The later manifestation looks like, "Don’t judge me and my personal relationship with the Lord." Whilst I believe that the out-working of individual relationships might appear different, I know that there is sort of prescription from scripture for how God expects us to relate to Him. I don’t believe these two concepts of relationship and religion are mutually exclusive, but with all things in life, there’s a balance that needs to be struck.
We serve a great, big, awesome, loving and invisible God, who though we can clearly see His attributes, the fact is that we can’t see Him. This, I think might be the difficulty for many Christians in understanding how to relate to God.
Human relationships can be inherently difficult to navigate because of personality types, background and beliefs, and when we add the variable of distance, it complicates the matter even further. How then do we relate to an invisible God?
We see the children of Israel being given the opportunity to be close to God in Exodus chapter 19 and opting to let Sir Moses be the mediator between them and God instead. The books of the Bible reveal God’s desire to be with His people but under his terms of holiness and righteousness. Jesus is the culmination of God’s pursuit of reconciliation to himself. Jesus was also the example of what closeness to the Father should entail in our physical frames.
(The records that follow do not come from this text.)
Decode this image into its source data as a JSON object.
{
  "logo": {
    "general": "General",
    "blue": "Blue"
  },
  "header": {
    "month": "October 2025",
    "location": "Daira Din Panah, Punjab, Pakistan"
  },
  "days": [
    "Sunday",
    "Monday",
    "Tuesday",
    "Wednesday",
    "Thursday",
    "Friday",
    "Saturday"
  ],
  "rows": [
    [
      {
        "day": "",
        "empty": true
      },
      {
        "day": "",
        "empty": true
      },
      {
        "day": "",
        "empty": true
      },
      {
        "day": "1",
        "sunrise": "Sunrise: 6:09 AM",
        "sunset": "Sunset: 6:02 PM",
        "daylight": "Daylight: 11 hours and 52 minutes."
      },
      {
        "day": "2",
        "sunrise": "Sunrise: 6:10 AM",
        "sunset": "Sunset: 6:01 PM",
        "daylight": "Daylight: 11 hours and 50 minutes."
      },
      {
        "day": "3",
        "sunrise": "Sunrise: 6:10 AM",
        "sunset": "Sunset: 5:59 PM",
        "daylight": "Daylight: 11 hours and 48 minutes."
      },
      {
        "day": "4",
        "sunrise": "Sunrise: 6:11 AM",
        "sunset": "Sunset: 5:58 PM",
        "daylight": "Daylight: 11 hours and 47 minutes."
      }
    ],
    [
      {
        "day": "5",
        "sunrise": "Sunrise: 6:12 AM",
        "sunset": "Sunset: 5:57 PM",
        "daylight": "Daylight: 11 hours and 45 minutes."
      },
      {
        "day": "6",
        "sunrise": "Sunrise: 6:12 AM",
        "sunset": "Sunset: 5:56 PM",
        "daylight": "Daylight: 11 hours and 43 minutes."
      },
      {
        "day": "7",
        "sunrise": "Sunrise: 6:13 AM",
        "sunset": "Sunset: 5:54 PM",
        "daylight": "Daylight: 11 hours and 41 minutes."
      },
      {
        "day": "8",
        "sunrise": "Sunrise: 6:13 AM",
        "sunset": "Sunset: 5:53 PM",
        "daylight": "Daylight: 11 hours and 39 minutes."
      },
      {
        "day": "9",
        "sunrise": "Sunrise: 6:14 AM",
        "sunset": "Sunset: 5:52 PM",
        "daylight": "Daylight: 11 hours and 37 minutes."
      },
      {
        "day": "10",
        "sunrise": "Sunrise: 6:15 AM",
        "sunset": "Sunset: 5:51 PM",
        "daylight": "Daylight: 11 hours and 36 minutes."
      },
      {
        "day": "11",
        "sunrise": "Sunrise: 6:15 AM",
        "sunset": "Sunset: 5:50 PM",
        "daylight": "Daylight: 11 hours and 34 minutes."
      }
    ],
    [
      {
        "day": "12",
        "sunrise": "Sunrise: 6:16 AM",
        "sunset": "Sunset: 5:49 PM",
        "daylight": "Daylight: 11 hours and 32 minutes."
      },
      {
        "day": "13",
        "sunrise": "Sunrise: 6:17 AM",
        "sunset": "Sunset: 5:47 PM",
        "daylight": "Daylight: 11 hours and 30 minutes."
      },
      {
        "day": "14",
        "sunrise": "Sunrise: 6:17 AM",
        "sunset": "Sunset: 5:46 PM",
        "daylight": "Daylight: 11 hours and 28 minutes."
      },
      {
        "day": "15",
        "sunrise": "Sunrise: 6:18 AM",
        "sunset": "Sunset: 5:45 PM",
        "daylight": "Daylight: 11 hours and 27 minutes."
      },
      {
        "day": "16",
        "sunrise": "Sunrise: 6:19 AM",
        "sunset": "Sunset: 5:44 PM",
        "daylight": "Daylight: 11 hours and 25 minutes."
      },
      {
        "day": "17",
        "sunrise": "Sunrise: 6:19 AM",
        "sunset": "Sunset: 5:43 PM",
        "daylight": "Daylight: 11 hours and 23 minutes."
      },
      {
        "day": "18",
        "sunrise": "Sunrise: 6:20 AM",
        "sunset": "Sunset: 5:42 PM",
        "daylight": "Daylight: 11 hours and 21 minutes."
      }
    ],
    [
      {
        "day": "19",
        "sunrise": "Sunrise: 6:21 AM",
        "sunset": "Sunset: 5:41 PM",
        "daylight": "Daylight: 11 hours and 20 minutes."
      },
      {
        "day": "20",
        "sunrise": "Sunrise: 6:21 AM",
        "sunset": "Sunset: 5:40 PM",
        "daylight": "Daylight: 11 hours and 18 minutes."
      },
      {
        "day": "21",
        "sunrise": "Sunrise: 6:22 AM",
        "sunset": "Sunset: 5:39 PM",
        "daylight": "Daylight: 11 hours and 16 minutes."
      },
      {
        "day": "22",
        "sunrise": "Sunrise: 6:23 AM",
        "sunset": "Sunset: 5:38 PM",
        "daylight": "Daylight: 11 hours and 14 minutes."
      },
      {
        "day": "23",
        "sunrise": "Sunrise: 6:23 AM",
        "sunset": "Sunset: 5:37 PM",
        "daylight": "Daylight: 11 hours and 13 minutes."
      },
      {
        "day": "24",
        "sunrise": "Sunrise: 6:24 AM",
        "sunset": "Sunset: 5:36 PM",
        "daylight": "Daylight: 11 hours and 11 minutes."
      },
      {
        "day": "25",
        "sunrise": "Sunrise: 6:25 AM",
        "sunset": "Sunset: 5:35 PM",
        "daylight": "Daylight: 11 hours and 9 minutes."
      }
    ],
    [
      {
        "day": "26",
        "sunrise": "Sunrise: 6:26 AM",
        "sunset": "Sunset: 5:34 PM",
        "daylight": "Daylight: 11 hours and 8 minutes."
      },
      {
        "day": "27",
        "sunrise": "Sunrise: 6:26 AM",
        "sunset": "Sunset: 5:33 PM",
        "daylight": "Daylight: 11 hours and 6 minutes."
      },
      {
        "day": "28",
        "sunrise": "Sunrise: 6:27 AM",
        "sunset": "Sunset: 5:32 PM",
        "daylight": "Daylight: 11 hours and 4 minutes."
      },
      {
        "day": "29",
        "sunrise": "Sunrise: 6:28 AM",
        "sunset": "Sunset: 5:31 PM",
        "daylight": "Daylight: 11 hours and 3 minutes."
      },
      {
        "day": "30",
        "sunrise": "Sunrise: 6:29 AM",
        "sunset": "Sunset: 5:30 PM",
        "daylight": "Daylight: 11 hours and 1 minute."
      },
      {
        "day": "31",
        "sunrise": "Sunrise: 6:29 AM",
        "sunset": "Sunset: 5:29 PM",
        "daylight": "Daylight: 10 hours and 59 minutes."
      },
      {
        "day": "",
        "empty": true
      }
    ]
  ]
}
I’ve observed that there is a perception of how we think an intimate relationship with a partner should be and throwing that unrealistic expectation on God as well. Relationship is not void of routine. Jesus, God in flesh met with the Father, and was constantly in contact with God.
There becomes a tension when we expect these things to flow naturally all the time and not expect that there’ll be times we have to put systems in place to ensure we guard our intimacy with God. This is a necessity simply because distractions exist.
In all reality, we see where we have to be deliberate about the relationships we want to work. Date nights, or the mundane of just talking or even the commitment to working through uncomfortable situations, calls for deliberate actions to be taken rather than automatic flowing of intimacy. So, prayer, fasting, reading the word and evangelism are always things that we need to contend for as basic features of our journey.
Seek and find
Throughout scripture we are exhorted to seek after God. In my mind, seeking does not amount to passively hoping that you’ll buck up on God, but it speaks to intentionality and action. Religion or tradition paints a picture of rigidity and structure. Whilst to a large extent that is what it is, I think there is merit in adapting the quickly dismissed form and structure that comes with it.
Structure leads to habits that will help us to contend for intimacy when we don’t "feel" like it. We are new creatures and thus need retraining. There are some things of the spirit that will have to be a matter of discipline and intimacy with God is one such.
Jhonelle is a Jesus enthusiast and Christian youth leader. She’s a lover of all things related to discipleship and a freelance writer.